The Grand Canyon can be a dangerous place for hikers. If you are prepared and pay attention during your hike, you increase the chances of having a good experience. This trail review is not intended to be comprehensive. Always get the latest information from the National Park Service directly.

  • Plan carefully. Pay attention to Park updates and warnings (see below).
  • Hike with other people.
  • Bring plenty of water. Depending on the time of year you go, water stations may be open or closed. Always check the current status of water stations before you start your hike.
  • On the trails, ledges can drop several hundred feet or more and have no railing. Be mindful of these edges and be careful when taking photos!
  • Ice can be present on the trail. If you are traveling in late fall, winter or early spring, use extra caution and consider using trekking poles and/or micro-spikes for your shoes for extra traction.
  • Try to avoid blisters by periodically airing out your feet and changing socks. But also be prepared for blisters. Carry a first aid kit that includes blister treatment supplies.
  • On a hike of this distance, you’re going to sweat a lot. Bring foods with natural electrolytes and add electrolyte powders to your water.
  • Don’t swim in the Colorado River! The currents are extremely dangerous. If you need to cool down, splash some water on yourself from the creek that runs along the North Kaibab trail.

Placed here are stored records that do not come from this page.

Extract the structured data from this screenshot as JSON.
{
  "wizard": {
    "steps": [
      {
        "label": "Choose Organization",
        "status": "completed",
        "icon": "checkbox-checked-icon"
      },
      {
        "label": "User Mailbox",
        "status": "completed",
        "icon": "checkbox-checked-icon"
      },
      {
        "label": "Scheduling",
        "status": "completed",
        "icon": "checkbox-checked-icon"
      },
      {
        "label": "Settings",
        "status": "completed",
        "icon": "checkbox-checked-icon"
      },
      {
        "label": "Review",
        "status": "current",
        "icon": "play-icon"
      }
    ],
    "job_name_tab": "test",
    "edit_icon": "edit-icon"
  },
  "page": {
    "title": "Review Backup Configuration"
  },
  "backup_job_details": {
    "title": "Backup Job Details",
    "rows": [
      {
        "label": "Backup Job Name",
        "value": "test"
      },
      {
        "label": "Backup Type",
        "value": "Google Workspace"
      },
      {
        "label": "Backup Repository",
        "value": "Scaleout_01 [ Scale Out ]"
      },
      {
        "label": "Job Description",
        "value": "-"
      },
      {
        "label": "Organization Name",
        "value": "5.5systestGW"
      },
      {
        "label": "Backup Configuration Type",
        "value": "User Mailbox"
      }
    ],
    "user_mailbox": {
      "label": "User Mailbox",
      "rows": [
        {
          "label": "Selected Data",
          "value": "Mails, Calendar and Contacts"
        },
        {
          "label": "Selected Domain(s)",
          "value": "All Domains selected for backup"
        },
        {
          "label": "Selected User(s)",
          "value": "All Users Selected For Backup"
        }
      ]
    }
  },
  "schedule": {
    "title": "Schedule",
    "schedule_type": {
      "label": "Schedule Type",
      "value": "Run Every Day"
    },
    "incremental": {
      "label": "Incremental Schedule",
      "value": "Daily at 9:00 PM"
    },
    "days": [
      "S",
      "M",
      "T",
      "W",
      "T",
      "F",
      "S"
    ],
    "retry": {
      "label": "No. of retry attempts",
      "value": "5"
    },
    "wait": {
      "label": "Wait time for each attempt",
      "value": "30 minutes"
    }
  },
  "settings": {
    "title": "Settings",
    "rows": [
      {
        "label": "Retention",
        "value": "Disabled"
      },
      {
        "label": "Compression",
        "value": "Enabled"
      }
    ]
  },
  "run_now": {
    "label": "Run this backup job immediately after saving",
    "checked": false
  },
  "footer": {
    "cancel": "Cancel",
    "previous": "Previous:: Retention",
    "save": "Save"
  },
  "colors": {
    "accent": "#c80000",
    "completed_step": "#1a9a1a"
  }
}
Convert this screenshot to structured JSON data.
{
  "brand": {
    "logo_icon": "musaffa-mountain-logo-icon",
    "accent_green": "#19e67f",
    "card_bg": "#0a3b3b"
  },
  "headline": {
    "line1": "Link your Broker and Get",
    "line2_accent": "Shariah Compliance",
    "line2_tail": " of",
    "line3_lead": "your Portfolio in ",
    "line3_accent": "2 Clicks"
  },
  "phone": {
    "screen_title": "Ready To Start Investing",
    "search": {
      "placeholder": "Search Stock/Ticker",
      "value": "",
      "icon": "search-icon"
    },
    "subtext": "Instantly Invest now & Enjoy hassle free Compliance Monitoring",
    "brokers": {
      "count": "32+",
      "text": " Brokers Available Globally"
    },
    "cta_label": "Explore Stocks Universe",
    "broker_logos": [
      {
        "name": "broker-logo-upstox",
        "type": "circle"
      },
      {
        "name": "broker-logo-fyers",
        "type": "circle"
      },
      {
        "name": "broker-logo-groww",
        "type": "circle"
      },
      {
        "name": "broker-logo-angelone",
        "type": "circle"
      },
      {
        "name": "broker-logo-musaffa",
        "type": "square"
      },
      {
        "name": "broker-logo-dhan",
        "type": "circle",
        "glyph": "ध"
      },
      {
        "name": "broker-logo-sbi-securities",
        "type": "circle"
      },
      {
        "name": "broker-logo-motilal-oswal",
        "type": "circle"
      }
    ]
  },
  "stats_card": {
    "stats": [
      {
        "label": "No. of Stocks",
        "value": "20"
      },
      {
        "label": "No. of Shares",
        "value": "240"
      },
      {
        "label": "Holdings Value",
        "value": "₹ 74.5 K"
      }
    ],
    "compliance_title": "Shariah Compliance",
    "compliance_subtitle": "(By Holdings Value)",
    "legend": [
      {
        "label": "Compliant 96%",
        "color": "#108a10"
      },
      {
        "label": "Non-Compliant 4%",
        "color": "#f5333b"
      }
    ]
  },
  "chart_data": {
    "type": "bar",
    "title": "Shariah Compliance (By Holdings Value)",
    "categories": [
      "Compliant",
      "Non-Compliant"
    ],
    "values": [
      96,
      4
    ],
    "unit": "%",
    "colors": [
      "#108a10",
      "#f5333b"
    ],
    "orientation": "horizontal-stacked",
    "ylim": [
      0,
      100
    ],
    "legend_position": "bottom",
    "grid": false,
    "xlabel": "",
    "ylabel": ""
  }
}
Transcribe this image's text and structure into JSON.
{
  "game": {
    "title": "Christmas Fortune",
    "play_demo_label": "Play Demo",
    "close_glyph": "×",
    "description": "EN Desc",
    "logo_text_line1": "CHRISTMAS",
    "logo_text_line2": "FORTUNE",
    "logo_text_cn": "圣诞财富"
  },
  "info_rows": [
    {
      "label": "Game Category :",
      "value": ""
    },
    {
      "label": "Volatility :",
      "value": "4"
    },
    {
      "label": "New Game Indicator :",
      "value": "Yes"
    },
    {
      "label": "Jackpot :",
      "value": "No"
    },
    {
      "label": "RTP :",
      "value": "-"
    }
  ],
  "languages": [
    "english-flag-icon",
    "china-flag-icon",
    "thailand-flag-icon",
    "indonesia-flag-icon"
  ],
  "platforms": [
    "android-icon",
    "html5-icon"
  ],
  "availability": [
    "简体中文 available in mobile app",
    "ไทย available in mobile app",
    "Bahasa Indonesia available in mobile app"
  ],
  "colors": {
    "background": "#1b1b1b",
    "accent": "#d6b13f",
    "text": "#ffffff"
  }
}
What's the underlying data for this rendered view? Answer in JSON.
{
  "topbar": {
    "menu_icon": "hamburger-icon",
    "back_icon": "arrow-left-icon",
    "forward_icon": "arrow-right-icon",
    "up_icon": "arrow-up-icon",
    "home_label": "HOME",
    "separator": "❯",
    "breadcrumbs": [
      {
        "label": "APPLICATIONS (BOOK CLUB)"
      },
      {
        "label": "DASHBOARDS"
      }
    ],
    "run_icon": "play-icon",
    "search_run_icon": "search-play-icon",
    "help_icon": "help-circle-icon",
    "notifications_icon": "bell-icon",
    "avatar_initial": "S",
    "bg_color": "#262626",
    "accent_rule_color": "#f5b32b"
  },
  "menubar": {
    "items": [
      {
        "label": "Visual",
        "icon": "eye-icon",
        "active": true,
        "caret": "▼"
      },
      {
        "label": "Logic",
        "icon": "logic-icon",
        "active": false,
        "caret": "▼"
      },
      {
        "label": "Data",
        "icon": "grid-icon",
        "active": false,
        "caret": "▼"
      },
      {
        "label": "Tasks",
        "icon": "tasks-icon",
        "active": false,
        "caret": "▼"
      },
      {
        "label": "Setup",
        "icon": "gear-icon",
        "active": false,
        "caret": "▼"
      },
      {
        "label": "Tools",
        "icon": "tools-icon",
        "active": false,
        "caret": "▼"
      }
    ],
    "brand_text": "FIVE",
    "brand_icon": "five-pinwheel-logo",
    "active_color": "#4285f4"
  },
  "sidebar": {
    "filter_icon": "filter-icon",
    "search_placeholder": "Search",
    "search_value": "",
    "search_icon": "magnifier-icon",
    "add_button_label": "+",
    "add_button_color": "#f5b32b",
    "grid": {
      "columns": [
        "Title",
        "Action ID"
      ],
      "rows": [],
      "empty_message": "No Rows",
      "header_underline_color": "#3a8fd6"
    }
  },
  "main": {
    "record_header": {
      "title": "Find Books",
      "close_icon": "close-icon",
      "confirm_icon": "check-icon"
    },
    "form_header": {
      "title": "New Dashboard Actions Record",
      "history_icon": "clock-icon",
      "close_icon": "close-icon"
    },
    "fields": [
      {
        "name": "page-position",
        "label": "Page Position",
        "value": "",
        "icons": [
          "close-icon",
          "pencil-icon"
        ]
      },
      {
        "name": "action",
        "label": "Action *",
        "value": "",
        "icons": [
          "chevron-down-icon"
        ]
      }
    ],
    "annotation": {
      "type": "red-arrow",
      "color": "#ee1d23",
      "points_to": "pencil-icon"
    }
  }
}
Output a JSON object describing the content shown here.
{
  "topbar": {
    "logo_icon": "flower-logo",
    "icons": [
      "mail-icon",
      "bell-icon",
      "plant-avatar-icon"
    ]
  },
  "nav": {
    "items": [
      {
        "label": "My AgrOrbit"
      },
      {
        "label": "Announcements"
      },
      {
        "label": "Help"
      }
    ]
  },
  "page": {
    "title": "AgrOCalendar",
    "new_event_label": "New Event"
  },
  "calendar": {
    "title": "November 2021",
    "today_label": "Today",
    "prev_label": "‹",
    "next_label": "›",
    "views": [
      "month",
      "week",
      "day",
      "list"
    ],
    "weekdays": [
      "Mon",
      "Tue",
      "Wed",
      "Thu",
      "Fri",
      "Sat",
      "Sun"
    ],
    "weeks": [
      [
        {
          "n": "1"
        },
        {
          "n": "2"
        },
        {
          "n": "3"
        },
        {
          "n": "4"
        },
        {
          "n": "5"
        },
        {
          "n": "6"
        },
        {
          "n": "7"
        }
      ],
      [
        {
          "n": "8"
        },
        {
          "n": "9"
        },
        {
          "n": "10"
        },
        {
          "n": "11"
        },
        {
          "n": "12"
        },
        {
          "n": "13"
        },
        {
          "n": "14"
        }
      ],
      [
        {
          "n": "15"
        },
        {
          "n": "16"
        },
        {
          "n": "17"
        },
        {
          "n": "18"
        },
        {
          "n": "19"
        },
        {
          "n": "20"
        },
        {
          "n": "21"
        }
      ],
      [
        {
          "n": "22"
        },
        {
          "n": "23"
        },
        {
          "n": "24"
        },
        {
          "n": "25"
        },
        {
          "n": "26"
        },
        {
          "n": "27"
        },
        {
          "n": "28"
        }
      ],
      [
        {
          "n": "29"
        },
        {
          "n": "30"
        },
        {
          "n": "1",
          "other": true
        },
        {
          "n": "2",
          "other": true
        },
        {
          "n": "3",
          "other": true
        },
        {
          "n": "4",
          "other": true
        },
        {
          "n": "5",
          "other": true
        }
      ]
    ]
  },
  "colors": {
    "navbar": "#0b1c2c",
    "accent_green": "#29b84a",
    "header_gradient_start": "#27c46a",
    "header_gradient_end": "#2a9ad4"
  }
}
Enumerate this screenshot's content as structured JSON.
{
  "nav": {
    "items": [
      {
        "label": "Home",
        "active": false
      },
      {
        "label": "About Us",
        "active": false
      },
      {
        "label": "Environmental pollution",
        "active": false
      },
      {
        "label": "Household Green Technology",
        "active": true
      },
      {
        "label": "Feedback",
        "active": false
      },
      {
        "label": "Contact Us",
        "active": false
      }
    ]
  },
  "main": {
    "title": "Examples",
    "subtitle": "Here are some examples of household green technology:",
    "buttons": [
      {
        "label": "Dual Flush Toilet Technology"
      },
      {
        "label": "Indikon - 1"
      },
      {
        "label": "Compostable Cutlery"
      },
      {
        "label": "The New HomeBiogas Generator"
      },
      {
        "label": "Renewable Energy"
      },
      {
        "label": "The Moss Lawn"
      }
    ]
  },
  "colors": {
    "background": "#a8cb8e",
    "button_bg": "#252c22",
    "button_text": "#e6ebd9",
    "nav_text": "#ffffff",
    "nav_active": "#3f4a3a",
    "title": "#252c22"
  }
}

For More Information

The National Park Service provides the information you need to plan a successful hike.